[Excerpts from an interface dataset]
- - -

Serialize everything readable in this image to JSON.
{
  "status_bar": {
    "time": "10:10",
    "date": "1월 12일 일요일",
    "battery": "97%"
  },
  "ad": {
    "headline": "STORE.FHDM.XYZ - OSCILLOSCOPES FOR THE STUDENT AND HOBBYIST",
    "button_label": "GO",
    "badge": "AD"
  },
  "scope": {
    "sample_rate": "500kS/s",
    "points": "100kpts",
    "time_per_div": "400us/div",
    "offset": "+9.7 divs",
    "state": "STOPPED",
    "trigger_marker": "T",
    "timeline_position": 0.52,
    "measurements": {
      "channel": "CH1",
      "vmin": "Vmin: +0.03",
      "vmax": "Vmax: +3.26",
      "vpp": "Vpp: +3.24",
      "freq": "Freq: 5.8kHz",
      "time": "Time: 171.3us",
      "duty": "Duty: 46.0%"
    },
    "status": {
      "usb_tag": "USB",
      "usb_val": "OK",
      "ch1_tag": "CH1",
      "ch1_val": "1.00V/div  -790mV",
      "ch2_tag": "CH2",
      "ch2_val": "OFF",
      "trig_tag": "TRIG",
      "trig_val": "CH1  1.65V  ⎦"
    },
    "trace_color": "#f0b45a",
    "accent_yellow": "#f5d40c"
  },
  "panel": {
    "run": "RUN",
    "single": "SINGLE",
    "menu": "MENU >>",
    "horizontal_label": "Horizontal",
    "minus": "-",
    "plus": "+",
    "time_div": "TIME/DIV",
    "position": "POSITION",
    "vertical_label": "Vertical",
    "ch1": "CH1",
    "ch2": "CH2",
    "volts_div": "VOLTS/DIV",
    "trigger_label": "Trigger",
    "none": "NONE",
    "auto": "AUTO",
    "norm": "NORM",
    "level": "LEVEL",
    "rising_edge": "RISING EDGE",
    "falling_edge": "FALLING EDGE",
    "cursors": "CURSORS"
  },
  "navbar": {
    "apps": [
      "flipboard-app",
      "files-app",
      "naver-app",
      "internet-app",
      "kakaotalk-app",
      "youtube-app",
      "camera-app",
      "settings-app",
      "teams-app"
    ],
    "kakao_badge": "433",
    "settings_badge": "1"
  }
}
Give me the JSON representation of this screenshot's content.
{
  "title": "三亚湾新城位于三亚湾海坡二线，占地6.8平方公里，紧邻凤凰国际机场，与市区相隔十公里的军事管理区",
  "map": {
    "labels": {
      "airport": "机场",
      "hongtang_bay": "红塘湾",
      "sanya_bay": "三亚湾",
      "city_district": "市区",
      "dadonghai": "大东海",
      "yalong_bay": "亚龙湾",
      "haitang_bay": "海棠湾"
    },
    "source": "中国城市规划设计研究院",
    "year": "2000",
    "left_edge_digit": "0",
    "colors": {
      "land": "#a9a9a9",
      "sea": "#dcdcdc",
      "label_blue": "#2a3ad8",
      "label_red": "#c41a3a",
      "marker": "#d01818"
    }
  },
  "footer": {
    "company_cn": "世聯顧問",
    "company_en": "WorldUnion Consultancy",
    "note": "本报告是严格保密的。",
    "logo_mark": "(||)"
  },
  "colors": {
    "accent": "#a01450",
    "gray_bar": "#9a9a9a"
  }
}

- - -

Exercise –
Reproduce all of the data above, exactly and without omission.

Solved exercise –
Serialize everything readable in this image to JSON.
{
  "status_bar": {
    "time": "10:10",
    "date": "1월 12일 일요일",
    "battery": "97%"
  },
  "ad": {
    "headline": "STORE.FHDM.XYZ - OSCILLOSCOPES FOR THE STUDENT AND HOBBYIST",
    "button_label": "GO",
    "badge": "AD"
  },
  "scope": {
    "sample_rate": "500kS/s",
    "points": "100kpts",
    "time_per_div": "400us/div",
    "offset": "+9.7 divs",
    "state": "STOPPED",
    "trigger_marker": "T",
    "timeline_position": 0.52,
    "measurements": {
      "channel": "CH1",
      "vmin": "Vmin: +0.03",
      "vmax": "Vmax: +3.26",
      "vpp": "Vpp: +3.24",
      "freq": "Freq: 5.8kHz",
      "time": "Time: 171.3us",
      "duty": "Duty: 46.0%"
    },
    "status": {
      "usb_tag": "USB",
      "usb_val": "OK",
      "ch1_tag": "CH1",
      "ch1_val": "1.00V/div  -790mV",
      "ch2_tag": "CH2",
      "ch2_val": "OFF",
      "trig_tag": "TRIG",
      "trig_val": "CH1  1.65V  ⎦"
    },
    "trace_color": "#f0b45a",
    "accent_yellow": "#f5d40c"
  },
  "panel": {
    "run": "RUN",
    "single": "SINGLE",
    "menu": "MENU >>",
    "horizontal_label": "Horizontal",
    "minus": "-",
    "plus": "+",
    "time_div": "TIME/DIV",
    "position": "POSITION",
    "vertical_label": "Vertical",
    "ch1": "CH1",
    "ch2": "CH2",
    "volts_div": "VOLTS/DIV",
    "trigger_label": "Trigger",
    "none": "NONE",
    "auto": "AUTO",
    "norm": "NORM",
    "level": "LEVEL",
    "rising_edge": "RISING EDGE",
    "falling_edge": "FALLING EDGE",
    "cursors": "CURSORS"
  },
  "navbar": {
    "apps": [
      "flipboard-app",
      "files-app",
      "naver-app",
      "internet-app",
      "kakaotalk-app",
      "youtube-app",
      "camera-app",
      "settings-app",
      "teams-app"
    ],
    "kakao_badge": "433",
    "settings_badge": "1"
  }
}
Give me the JSON representation of this screenshot's content.
{
  "title": "三亚湾新城位于三亚湾海坡二线，占地6.8平方公里，紧邻凤凰国际机场，与市区相隔十公里的军事管理区",
  "map": {
    "labels": {
      "airport": "机场",
      "hongtang_bay": "红塘湾",
      "sanya_bay": "三亚湾",
      "city_district": "市区",
      "dadonghai": "大东海",
      "yalong_bay": "亚龙湾",
      "haitang_bay": "海棠湾"
    },
    "source": "中国城市规划设计研究院",
    "year": "2000",
    "left_edge_digit": "0",
    "colors": {
      "land": "#a9a9a9",
      "sea": "#dcdcdc",
      "label_blue": "#2a3ad8",
      "label_red": "#c41a3a",
      "marker": "#d01818"
    }
  },
  "footer": {
    "company_cn": "世聯顧問",
    "company_en": "WorldUnion Consultancy",
    "note": "本报告是严格保密的。",
    "logo_mark": "(||)"
  },
  "colors": {
    "accent": "#a01450",
    "gray_bar": "#9a9a9a"
  }
}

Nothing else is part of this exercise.